• **To do**:
Show each line of the listing in which the word "payout" occurs.

START Recorded data

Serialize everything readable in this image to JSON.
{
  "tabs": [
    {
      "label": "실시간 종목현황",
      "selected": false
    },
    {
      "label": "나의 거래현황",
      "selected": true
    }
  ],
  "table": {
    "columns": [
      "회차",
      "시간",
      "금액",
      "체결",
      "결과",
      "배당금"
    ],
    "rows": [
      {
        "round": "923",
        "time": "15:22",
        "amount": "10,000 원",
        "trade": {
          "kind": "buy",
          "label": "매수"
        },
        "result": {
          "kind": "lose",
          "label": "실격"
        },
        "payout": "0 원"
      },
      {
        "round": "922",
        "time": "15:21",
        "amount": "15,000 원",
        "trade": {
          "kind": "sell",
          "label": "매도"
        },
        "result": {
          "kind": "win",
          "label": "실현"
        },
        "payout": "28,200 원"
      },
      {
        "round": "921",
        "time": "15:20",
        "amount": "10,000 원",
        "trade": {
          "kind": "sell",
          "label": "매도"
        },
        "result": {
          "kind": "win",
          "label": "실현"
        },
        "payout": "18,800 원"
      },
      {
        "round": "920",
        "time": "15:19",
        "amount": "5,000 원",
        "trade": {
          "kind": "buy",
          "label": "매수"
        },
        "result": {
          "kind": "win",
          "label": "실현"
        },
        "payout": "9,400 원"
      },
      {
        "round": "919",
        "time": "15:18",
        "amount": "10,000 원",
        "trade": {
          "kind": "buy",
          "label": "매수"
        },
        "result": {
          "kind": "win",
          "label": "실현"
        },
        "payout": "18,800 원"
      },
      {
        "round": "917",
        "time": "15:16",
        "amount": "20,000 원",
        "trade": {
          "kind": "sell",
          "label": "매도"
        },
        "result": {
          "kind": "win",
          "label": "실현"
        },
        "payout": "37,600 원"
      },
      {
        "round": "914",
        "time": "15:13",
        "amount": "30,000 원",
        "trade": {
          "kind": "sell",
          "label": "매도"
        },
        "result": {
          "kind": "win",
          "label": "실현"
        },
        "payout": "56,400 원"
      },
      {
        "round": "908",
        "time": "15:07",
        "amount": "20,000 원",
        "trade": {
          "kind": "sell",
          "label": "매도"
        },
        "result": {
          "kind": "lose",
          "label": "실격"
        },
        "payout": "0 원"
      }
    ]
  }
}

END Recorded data

• **Task response**:
        "payout": "0 원"
        "payout": "28,200 원"
        "payout": "18,800 원"
        "payout": "9,400 원"
        "payout": "18,800 원"
        "payout": "37,600 원"
        "payout": "56,400 원"
        "payout": "0 원"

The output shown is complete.